What you are asked to do
Report each line of the records where "User" occurs.

Records shown
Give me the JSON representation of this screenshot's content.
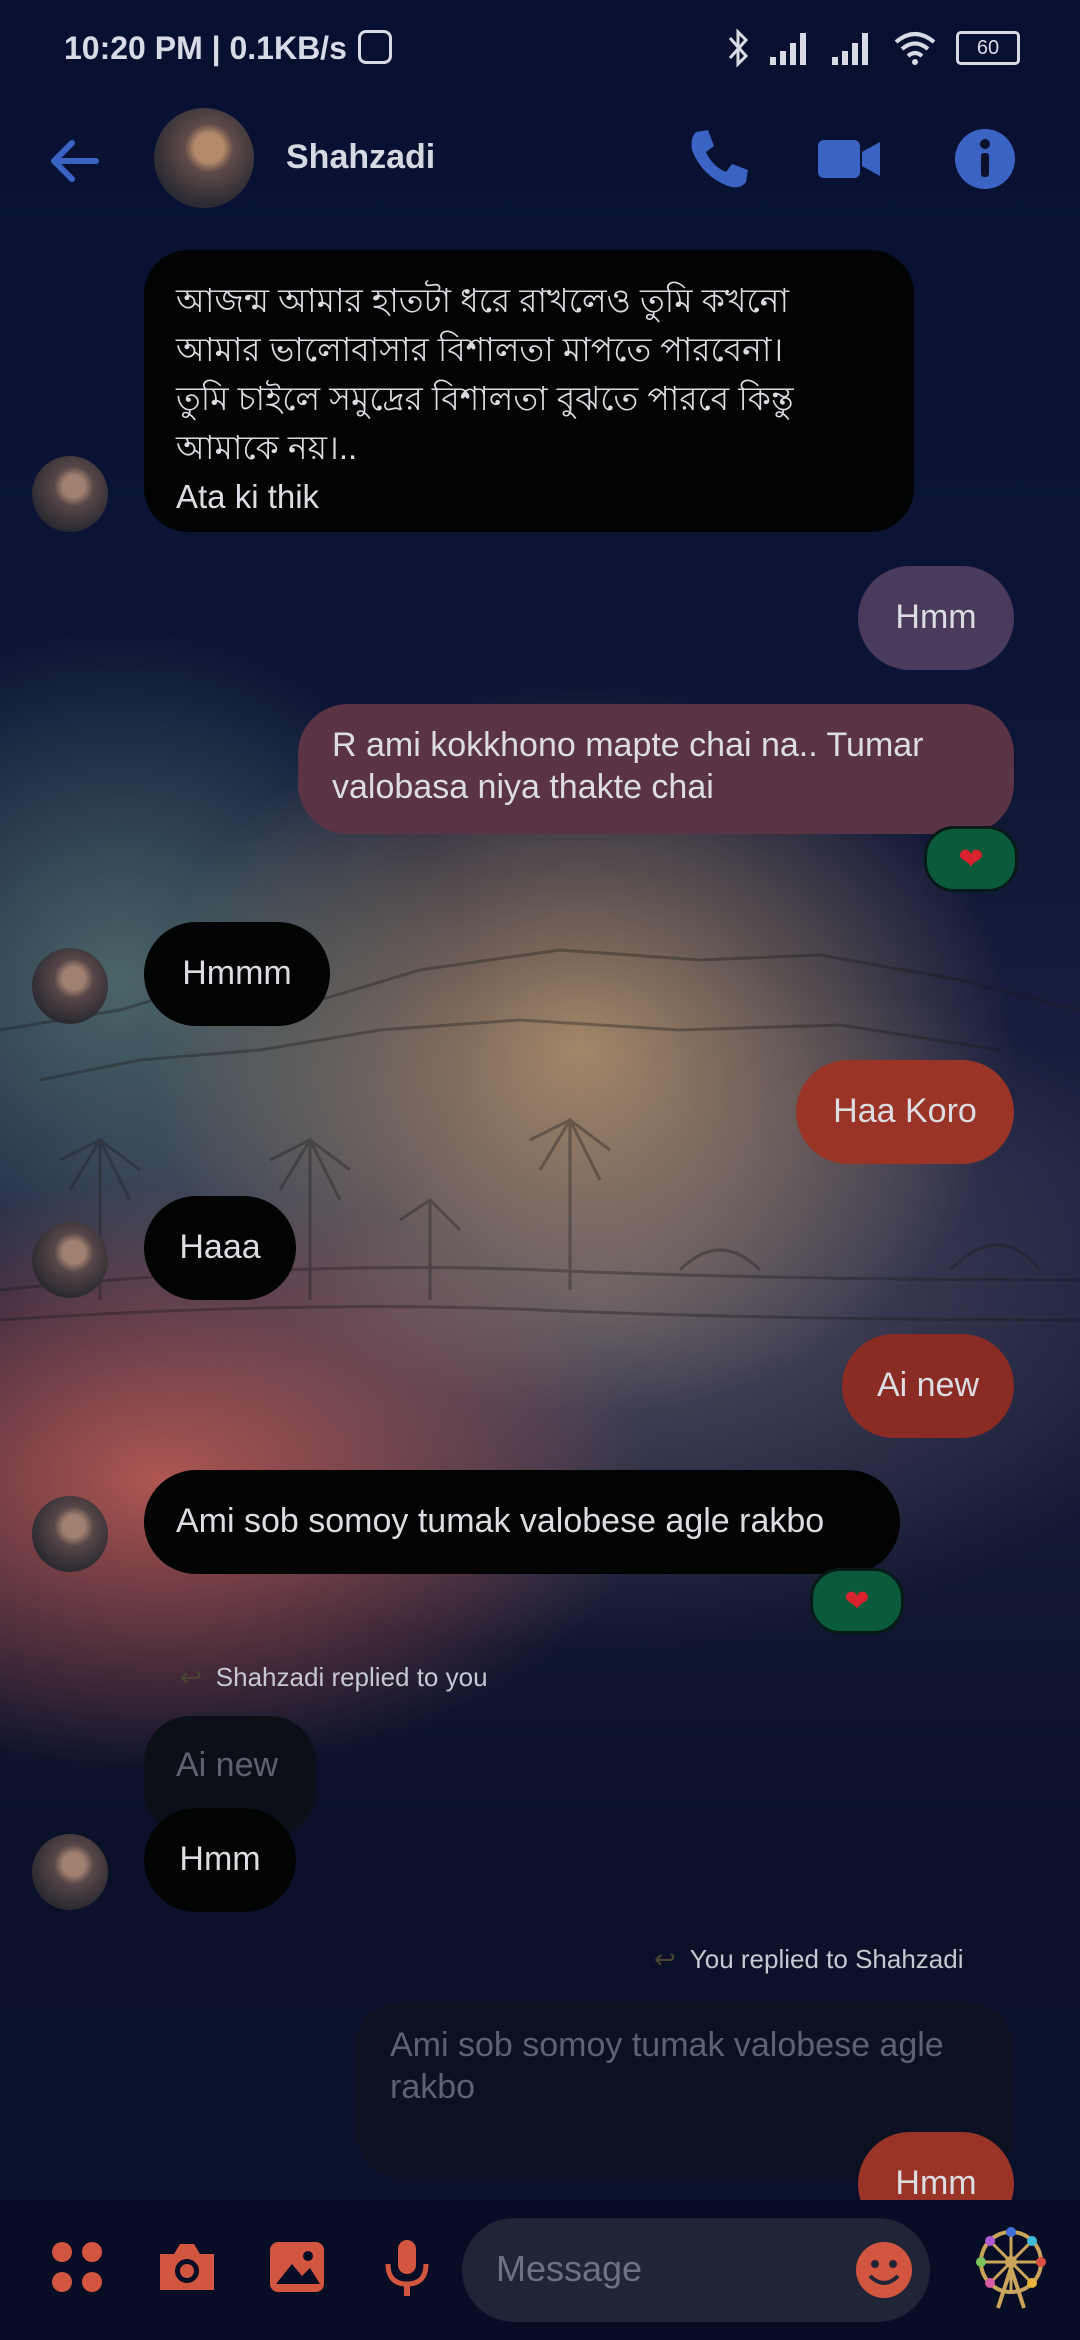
{
  "status_bar": {
    "time": "10:20 PM | 0.1KB/s",
    "battery": "60"
  },
  "header": {
    "contact_name": "Shahzadi"
  },
  "messages": [
    {
      "text_lines": [
        "আজন্ম আমার হাতটা ধরে রাখলেও তুমি কখনো",
        "আমার ভালোবাসার বিশালতা মাপতে পারবেনা।",
        "তুমি চাইলে সমুদ্রের বিশালতা বুঝতে পারবে কিন্তু",
        "আমাকে নয়।..",
        "Ata ki thik"
      ]
    },
    {
      "text": "Hmm"
    },
    {
      "text": "R ami kokkhono mapte chai na..  Tumar valobasa niya thakte chai"
    },
    {
      "text": "Hmmm"
    },
    {
      "text": "Haa Koro"
    },
    {
      "text": "Haaa"
    },
    {
      "text": "Ai new"
    },
    {
      "text": "Ami sob somoy tumak valobese agle rakbo"
    },
    {
      "quote": "Ai new",
      "text": "Hmm"
    },
    {
      "quote": "Ami sob somoy tumak valobese agle rakbo",
      "text": "Hmm"
    }
  ],
  "reply_labels": {
    "incoming": "Shahzadi replied to you",
    "outgoing": "You replied to Shahzadi"
  },
  "reactions": {
    "heart": "❤"
  },
  "composer": {
    "placeholder": "Message"
  },
  "colors": {
    "accent": "#3a63c4",
    "reaction_bg": "#0a5a3c",
    "composer_icons": "#d2553f"
  }
}
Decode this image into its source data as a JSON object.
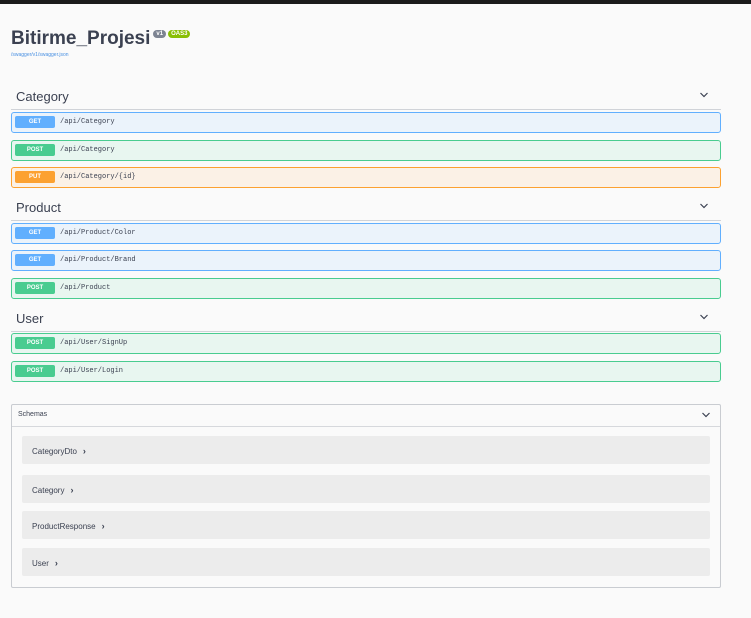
{
  "info": {
    "title": "Bitirme_Projesi",
    "version_badge": "v1",
    "oas_badge": "OAS3",
    "spec_url": "/swagger/v1/swagger.json"
  },
  "tags": [
    {
      "name": "Category",
      "operations": [
        {
          "method": "GET",
          "path": "/api/Category"
        },
        {
          "method": "POST",
          "path": "/api/Category"
        },
        {
          "method": "PUT",
          "path": "/api/Category/{id}"
        }
      ]
    },
    {
      "name": "Product",
      "operations": [
        {
          "method": "GET",
          "path": "/api/Product/Color"
        },
        {
          "method": "GET",
          "path": "/api/Product/Brand"
        },
        {
          "method": "POST",
          "path": "/api/Product"
        }
      ]
    },
    {
      "name": "User",
      "operations": [
        {
          "method": "POST",
          "path": "/api/User/SignUp"
        },
        {
          "method": "POST",
          "path": "/api/User/Login"
        }
      ]
    }
  ],
  "schemas": {
    "title": "Schemas",
    "models": [
      {
        "name": "CategoryDto",
        "chevron": "›"
      },
      {
        "name": "Category",
        "chevron": "›"
      },
      {
        "name": "ProductResponse",
        "chevron": "›"
      },
      {
        "name": "User",
        "chevron": "›"
      }
    ]
  },
  "colors": {
    "get": "#61affe",
    "post": "#49cc90",
    "put": "#fca130",
    "oas_badge": "#89bf04",
    "version_badge": "#7d8492"
  },
  "icons": {
    "tag_toggle": "chevron-down-icon",
    "schemas_toggle": "chevron-down-icon",
    "model_expand": "chevron-right-icon"
  }
}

Exercise response
      "name": "User",
          "path": "/api/User/SignUp"
          "path": "/api/User/Login"
        "name": "User",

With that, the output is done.